National Geographic : 1932 Oct
THE LARGE WADING BIRDS Long Legs and Remarkable Beaks, as Well as Size, Form, and Color, Distinguish the Herons, Ibises, and Flamingos BY T. GILBERT PEARSON PRESIDENT OF THE NATIONAL ASSOCIATION Or AUDUBON SOCIETIES With Paintings from Life by Maj. Allan Brooks THE GEOGRAPHIC presents in this number the second of a comprehensive series of paintings descriptive of all the important families of birds of North America. The first, "Seeking the Smallest FeatheredCreatures (Humming Birds)," appeared in the issue for July, 1932, and the third of the series will appearin an early number of the NATIONAL GEOGRAPHIC MAGAZINE. -E DI TOR. HAUNTING the solitudes of the marshlands, the tule regions of the West, the winding streams and muskegs of the North, and the moss-hung cypress swamps of the South, are found those birds we may call the large waders. Their size, their grace, the snowy white ness of some, the striking colors of others, their unusual forms and attitudes, imme diately arrest the attention. Their lonely surroundings enhance their appeal to the lover of the wilderness, for a glimpse of one suggests the days of the pioneer, before steam shovels dug canals that took the water from seventy million acres of our picturesque regions. Their presence brings to the imagination other forms of wild life that one might see-an otter sliding from the bank, a bright-eyed mink darting to cover, or a turtle sunning itself on a log.
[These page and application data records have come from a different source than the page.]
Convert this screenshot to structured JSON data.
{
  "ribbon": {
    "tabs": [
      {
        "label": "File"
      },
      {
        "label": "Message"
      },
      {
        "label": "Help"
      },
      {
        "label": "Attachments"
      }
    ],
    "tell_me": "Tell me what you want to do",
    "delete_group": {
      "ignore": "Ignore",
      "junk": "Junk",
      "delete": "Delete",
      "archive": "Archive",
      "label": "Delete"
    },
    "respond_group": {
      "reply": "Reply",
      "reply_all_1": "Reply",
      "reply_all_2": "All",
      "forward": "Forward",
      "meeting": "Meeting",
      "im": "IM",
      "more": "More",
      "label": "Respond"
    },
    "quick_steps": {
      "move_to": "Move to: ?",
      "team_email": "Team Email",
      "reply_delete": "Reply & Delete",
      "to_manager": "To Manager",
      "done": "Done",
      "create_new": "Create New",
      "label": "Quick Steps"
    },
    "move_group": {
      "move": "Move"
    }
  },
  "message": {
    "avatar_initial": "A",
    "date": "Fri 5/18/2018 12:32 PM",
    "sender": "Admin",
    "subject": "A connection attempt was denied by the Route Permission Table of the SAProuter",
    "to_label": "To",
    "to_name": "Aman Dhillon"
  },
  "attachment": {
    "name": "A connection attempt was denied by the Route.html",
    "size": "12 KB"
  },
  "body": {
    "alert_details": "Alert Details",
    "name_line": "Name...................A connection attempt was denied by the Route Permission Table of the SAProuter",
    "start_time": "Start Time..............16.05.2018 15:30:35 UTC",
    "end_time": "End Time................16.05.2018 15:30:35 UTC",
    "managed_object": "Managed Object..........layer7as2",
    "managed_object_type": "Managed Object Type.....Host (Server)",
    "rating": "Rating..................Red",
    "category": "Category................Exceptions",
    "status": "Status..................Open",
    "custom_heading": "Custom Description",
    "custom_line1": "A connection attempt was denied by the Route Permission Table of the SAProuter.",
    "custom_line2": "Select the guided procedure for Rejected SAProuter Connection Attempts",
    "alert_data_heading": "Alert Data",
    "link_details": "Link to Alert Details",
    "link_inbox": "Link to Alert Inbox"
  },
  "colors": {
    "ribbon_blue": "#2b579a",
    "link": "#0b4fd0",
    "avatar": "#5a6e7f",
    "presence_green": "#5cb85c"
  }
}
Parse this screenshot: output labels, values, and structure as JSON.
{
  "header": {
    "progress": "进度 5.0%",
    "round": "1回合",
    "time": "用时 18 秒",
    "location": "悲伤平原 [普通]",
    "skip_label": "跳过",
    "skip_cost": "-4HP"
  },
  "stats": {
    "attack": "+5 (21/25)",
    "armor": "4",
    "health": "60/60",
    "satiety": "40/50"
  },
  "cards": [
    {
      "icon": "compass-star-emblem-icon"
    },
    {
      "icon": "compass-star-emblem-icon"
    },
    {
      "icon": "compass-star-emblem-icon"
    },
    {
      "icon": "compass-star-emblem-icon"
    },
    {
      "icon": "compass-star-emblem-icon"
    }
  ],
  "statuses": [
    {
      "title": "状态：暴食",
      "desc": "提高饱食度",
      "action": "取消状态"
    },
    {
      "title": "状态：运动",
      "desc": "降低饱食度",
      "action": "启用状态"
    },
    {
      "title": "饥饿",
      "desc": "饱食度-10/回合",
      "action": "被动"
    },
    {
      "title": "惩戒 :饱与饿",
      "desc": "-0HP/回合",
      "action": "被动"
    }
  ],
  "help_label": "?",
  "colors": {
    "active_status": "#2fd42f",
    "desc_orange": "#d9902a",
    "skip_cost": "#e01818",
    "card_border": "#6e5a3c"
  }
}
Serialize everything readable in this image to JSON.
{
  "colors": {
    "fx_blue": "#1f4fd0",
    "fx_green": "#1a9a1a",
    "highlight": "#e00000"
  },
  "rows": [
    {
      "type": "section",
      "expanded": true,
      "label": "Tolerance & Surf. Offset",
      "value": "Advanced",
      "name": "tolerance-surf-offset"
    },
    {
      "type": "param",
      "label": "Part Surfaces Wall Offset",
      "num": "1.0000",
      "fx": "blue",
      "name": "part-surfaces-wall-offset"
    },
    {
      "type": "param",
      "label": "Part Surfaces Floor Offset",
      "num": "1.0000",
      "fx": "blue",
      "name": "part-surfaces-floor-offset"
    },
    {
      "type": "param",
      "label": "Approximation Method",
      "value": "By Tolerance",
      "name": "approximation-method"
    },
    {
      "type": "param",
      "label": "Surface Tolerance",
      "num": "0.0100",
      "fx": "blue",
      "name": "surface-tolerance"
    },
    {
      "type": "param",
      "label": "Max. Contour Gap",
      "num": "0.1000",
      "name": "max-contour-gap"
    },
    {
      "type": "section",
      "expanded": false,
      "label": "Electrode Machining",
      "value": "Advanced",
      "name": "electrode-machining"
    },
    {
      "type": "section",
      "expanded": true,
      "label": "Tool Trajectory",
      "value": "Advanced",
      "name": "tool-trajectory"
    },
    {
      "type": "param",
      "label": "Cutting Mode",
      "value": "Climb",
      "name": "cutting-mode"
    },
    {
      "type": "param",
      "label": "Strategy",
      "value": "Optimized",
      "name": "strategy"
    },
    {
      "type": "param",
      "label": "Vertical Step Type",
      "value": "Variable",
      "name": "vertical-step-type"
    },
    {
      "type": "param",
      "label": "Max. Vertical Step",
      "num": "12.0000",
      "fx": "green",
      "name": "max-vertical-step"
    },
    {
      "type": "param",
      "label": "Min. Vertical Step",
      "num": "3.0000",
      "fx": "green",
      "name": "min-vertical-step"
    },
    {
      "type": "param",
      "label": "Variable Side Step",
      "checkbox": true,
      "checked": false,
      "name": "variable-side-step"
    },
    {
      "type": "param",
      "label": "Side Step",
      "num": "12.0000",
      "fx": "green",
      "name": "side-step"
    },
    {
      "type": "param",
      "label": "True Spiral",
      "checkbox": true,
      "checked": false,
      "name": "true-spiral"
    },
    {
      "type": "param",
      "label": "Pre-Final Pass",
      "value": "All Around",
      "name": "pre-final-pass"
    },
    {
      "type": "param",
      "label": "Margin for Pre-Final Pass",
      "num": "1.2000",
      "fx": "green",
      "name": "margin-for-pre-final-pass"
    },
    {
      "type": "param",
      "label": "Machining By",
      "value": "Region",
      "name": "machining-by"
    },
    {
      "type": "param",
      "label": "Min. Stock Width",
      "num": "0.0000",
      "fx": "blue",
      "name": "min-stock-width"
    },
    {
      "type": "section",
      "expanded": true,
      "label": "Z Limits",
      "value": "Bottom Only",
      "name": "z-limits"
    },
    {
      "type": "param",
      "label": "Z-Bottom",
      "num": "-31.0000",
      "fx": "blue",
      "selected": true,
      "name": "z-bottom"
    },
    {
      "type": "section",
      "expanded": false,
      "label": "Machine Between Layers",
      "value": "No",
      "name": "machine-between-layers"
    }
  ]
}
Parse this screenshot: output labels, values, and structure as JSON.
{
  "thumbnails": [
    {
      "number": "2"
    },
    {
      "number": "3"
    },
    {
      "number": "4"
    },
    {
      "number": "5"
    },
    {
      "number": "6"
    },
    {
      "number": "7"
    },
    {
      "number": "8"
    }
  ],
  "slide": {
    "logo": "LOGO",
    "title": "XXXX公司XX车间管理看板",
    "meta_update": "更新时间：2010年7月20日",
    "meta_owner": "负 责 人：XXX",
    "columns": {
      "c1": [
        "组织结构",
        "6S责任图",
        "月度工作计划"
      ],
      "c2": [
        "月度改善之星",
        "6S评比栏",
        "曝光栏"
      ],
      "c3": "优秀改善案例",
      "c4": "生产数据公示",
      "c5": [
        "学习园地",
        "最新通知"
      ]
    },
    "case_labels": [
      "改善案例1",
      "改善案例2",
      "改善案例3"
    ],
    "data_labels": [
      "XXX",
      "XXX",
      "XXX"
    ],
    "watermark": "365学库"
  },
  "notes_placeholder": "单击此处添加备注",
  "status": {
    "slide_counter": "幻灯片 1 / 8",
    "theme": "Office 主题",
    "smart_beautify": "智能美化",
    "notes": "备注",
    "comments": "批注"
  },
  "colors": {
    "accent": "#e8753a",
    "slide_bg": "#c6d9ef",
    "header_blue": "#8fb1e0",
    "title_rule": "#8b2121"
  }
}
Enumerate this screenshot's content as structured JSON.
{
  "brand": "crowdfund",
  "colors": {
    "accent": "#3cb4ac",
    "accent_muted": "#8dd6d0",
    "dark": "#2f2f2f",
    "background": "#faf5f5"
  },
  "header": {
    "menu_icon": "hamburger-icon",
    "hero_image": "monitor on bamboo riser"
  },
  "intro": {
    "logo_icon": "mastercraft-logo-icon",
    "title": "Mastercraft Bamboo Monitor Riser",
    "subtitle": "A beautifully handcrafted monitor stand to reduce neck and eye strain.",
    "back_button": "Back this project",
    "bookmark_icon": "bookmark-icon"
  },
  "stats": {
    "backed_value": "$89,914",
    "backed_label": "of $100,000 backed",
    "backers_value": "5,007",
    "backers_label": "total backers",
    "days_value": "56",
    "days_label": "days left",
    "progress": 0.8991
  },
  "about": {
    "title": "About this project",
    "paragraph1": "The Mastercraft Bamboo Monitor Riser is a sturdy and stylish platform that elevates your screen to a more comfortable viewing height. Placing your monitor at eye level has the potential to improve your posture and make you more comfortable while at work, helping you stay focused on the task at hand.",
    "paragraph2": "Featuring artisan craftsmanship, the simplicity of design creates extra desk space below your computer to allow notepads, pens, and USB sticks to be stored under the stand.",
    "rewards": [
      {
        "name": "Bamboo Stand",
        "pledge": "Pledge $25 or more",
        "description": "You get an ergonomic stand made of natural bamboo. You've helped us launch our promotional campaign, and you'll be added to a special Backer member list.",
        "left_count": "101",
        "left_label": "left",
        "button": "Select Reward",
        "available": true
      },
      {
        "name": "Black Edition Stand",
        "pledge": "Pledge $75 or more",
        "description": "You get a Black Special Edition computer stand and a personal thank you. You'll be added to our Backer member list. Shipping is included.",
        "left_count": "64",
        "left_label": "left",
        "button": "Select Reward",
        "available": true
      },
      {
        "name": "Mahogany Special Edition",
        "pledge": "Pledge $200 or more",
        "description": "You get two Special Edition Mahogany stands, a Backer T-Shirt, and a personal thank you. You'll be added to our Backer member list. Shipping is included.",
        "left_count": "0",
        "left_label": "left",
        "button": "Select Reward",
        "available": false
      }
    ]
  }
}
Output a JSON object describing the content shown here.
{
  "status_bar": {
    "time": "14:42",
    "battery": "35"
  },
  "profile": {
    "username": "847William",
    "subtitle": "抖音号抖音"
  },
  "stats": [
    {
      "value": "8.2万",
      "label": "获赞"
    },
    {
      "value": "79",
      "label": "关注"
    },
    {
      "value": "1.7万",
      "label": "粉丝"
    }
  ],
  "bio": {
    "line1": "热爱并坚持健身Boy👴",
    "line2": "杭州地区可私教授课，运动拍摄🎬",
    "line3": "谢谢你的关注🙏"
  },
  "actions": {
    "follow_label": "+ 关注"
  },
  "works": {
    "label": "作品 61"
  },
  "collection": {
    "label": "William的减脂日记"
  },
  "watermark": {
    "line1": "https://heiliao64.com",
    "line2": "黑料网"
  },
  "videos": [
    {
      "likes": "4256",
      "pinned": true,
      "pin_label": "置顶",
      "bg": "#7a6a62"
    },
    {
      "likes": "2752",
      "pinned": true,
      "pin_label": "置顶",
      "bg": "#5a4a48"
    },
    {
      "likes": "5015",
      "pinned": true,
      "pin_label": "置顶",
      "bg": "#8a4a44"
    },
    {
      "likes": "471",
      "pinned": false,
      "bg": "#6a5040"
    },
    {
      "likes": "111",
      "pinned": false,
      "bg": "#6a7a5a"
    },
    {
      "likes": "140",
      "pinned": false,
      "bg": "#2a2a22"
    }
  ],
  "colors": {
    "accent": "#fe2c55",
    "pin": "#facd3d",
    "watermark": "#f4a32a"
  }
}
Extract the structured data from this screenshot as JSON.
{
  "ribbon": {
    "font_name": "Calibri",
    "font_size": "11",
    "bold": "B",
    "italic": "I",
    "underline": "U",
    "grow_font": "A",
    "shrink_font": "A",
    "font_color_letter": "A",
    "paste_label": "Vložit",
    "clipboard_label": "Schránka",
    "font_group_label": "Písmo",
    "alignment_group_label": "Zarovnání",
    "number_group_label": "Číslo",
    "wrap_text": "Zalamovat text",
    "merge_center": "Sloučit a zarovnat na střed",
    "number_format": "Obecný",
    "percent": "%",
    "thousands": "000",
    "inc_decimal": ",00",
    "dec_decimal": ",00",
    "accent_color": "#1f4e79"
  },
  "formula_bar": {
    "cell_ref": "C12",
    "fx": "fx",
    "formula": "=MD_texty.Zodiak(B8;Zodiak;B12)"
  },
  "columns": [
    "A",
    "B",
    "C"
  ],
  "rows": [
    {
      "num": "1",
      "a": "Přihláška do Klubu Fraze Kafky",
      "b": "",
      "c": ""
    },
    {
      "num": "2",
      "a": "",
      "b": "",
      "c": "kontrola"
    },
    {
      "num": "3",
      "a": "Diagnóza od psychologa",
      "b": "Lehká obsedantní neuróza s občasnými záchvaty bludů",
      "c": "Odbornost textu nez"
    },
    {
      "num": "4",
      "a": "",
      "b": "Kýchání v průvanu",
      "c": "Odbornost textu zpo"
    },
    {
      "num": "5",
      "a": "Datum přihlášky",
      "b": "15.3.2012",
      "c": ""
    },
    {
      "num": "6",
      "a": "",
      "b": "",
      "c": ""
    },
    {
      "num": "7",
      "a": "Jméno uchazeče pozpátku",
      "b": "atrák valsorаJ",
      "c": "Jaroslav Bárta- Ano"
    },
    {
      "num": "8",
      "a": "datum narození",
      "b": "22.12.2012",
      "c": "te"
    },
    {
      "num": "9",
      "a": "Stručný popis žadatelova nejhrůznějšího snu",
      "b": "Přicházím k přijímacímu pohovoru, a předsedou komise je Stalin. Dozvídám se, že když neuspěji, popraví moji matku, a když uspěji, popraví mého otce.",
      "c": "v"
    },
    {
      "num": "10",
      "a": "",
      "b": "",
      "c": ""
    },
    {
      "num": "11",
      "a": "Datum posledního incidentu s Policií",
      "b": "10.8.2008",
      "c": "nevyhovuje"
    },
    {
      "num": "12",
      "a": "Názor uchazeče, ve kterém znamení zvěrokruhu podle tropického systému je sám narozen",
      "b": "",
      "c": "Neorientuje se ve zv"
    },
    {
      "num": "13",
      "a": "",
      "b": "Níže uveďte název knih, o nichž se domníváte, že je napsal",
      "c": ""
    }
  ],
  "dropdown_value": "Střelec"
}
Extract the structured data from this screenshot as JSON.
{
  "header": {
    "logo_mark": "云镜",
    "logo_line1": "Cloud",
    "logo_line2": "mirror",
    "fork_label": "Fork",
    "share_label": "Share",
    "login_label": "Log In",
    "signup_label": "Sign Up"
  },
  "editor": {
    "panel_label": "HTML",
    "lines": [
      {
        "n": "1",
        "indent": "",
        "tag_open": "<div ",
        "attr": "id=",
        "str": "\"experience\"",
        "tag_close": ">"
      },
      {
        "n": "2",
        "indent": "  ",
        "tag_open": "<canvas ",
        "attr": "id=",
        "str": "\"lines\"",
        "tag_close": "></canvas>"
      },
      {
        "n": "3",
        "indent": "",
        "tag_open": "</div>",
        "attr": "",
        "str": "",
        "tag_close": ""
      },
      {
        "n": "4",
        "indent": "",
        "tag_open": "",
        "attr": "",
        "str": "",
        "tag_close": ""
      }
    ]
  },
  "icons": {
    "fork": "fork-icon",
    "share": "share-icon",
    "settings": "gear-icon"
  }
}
This environment, years ago, was the haunt of the Indian seeking the bear, the beaver, and the white-tailed deer. In fancy, these are the things I see when a heron rises and wings its way into the shadows of the swamp. LONG LEGS AND REMARKABLE BEAKS AID IN GAINING LIVELIHOOD What influences in the evolution of life caused these birds to develop their long legs and remarkable beaks of varied shapes, one can only conjecture. Nature has provided them with specialized equip ment that serves them well in their daily lives. Their bills are of use not only in oiling and preening their feathers, in carry ing sticks for their nests, and in turning their eggs, but serve also as weapons of defense, and, when the birds are young, as hooks with which to support their weight when falling from a limb. Each species possesses a beak especially adapted for gathering the kind of food upon which it subsists. The sharp dagger of the heron spears fish, the curved bill of the ibis explores nooks and holes for crawfish, and the peculiar bill of the flamingo makes it possible to gather mollusks from the mud. As these birds collect virtually all their food from shallow water, their long legs, bare of feathers to a point near the body, make wading easy. Members of this group are distributed over nearly all parts of the globe, but are especially numerous in tropical and tem perate zones. HERONS ARE ONLY REMOTELY RELATED TO CRANES This article treats of the 18 species and I varieties that have been found in North America from Mexico to the Arctic seas (Canada and southern Alaska). They are classified under the Order Ciconii formes and are placed in four separate families. The herons and bitterns (Family Ar deidae), because of their large necks and legs, bear a superficial resemblance to cranes, but are only remotely related to that group. The storks (Family Ciconiidae) are dis tributed through the warmer parts of the earth, though only one species, the wood ibis (see Color Plate I) reaches the United States.